Alternating narrators tell the story of a day in April when school shootings coordinated in an internet forum occur in various locations across the country.
Distinctive voices slowly piece together the details of a variety of characters' stories, rather like 18-year-old April's Highly Superior Autobiographical Memory, which enables her to remember with photographic precision her childhood friendship with a boy named Lincoln before he moved away after his father died in the attacks on the World Trade Center. Meanwhile, teenage Lincoln also takes a turn, relating his odd relationship with Laura Echols, beautiful but remote, and how their fates intertwine with their thoughtful, Glass Menagerie–assigning English teacher, who fears one of her students may be planning an act of violence.
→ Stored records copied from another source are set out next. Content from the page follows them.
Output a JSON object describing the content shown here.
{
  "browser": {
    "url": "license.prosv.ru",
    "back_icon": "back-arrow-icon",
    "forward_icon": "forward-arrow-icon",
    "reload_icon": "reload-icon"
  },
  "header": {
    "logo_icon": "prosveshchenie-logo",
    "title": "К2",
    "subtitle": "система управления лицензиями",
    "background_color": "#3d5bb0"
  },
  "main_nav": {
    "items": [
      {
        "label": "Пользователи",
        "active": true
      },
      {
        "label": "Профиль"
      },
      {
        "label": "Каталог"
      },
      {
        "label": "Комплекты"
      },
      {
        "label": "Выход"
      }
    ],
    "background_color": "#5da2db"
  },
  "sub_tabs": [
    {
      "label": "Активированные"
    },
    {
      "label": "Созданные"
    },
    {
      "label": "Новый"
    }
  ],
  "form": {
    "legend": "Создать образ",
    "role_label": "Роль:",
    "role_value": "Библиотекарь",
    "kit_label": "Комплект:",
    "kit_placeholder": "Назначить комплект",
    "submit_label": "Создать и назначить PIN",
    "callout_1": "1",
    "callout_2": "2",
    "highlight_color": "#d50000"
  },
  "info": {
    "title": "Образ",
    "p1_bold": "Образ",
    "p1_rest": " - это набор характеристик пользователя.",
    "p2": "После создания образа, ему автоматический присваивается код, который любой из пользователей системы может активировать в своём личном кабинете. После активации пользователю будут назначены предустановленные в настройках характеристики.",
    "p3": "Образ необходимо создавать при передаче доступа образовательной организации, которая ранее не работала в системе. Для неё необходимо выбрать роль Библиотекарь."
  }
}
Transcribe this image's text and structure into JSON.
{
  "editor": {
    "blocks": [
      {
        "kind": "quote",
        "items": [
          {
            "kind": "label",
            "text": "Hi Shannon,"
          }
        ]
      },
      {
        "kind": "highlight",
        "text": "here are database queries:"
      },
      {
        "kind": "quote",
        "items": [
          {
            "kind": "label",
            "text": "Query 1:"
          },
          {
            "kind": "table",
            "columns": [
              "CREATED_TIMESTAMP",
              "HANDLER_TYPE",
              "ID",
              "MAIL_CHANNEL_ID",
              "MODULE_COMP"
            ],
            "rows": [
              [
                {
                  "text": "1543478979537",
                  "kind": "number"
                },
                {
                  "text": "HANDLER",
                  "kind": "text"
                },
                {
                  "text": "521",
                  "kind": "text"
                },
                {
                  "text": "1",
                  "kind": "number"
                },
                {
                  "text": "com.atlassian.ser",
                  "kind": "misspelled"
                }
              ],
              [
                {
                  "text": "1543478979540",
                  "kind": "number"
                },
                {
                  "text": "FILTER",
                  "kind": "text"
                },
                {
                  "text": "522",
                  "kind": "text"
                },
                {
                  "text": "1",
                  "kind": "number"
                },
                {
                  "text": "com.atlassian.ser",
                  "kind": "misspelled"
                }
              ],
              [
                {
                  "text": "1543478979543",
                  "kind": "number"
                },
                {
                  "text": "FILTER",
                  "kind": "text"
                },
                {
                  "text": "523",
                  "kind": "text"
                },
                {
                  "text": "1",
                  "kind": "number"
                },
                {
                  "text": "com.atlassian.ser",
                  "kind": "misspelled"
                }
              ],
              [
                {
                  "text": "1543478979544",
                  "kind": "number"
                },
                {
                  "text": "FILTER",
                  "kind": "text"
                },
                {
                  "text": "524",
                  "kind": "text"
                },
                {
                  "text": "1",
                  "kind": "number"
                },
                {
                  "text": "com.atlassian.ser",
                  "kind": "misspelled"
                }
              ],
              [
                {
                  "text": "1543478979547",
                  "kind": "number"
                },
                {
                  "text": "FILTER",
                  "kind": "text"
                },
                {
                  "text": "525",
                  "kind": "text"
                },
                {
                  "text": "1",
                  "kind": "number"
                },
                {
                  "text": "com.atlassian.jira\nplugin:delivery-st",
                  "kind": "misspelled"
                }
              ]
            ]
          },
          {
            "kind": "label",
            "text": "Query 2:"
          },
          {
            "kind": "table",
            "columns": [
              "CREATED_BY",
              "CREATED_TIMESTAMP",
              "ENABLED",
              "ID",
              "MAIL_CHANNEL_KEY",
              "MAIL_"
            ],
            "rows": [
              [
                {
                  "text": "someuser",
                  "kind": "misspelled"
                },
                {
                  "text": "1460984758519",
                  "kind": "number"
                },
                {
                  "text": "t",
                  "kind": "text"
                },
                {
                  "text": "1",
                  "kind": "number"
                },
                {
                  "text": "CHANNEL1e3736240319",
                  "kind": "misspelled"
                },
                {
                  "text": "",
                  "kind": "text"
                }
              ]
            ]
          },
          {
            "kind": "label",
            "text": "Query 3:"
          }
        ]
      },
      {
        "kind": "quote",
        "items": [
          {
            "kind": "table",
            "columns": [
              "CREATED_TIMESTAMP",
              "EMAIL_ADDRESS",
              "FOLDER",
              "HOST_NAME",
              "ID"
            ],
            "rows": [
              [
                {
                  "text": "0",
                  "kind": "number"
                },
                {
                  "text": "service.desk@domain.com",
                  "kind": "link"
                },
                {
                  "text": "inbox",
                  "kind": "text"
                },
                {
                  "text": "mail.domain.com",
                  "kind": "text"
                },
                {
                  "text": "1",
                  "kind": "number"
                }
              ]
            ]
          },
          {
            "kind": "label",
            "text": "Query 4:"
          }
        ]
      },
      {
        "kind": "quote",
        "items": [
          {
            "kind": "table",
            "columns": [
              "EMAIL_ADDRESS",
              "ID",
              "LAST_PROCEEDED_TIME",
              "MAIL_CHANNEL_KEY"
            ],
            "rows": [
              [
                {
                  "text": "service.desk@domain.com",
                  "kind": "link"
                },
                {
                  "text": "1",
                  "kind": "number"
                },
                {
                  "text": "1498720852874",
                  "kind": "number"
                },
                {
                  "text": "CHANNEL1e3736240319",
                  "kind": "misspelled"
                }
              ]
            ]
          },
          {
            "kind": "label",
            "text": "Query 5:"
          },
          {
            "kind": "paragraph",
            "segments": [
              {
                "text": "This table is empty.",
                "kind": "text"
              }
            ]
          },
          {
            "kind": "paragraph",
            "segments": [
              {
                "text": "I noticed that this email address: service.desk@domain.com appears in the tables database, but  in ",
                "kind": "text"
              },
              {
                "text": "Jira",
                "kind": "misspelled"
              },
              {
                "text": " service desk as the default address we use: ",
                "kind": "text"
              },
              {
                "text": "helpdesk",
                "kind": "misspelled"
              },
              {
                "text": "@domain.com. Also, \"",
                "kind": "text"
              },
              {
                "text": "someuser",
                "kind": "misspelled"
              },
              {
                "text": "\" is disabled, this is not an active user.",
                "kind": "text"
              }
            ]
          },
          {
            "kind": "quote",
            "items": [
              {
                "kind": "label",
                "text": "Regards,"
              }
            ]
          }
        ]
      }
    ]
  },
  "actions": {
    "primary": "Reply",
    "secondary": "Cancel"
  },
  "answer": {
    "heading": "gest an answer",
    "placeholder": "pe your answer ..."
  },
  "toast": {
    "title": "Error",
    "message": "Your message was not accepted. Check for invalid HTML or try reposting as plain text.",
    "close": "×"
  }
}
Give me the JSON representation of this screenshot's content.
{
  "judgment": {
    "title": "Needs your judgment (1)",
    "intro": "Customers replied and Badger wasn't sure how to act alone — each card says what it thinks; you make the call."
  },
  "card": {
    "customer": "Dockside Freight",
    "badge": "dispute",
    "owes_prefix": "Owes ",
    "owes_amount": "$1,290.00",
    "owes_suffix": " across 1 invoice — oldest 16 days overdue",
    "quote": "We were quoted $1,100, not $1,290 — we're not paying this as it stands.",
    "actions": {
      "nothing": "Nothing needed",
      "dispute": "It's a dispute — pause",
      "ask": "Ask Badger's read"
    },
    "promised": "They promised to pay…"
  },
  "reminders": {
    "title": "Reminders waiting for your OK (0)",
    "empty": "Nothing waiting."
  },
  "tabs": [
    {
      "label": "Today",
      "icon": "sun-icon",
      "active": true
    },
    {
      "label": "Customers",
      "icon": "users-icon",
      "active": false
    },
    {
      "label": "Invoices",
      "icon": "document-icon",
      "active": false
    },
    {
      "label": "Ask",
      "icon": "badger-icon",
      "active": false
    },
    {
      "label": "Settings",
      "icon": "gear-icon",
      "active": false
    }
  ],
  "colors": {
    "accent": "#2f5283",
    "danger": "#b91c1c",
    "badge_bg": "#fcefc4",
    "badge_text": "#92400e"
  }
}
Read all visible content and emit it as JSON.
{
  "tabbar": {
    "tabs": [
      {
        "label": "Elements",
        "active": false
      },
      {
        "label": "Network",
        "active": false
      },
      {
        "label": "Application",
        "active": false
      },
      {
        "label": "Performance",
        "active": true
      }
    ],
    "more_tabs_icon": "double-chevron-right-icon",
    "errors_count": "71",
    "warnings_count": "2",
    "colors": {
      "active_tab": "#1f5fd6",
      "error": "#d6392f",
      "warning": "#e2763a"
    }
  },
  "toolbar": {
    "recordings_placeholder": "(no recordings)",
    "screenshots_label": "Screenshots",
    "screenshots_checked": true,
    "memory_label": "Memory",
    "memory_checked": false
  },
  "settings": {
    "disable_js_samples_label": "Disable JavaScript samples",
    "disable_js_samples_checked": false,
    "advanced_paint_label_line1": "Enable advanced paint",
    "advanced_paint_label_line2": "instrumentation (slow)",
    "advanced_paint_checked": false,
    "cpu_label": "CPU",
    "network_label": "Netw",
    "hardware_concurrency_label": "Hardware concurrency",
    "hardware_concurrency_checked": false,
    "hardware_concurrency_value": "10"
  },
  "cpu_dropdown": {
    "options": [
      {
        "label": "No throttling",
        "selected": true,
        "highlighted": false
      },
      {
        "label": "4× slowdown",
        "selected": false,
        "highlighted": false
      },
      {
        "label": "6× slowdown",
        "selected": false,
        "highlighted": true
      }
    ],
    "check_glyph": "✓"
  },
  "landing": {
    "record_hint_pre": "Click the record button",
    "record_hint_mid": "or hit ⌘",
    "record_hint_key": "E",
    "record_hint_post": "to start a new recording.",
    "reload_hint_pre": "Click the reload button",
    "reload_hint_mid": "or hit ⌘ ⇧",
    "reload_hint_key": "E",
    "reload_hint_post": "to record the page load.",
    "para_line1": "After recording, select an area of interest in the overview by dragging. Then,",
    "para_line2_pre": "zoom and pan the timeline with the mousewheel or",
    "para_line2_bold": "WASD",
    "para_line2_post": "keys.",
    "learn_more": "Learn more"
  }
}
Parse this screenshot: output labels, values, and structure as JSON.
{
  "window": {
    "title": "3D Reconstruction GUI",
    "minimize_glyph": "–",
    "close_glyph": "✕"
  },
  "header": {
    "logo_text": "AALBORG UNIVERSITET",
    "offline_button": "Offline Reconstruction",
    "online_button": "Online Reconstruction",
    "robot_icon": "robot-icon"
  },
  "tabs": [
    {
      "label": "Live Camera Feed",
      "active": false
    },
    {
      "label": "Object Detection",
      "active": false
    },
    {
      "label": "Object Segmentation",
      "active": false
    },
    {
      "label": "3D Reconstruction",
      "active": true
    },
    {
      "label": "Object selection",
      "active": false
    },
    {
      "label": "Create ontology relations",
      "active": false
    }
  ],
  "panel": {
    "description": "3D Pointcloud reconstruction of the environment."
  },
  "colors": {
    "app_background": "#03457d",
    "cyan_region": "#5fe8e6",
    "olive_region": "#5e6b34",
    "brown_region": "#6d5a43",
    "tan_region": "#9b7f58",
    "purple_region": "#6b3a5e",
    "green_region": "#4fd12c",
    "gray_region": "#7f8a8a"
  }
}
Both the emotionally awkward mastermind of the shooting plot and those hiding from active shooters at their schools also share their perspectives in accounts that are poignant and realistic. The sheer number of narrators means that readers will need to pay close attention in order to understand how the various strands link together, but lovely writing, replete with literary references, will spur them on. There is some ethnic diversity—while characters such as Phoebe, Laura, and Adrian appear to be white, Gavin is described as having brown skin and green eyes, Gina's last name is Morales, and Pal is Indian-American.
A worthwhile, chilling novel that makes demands of its audience and rewards them richly in return. (Fiction. 14-18)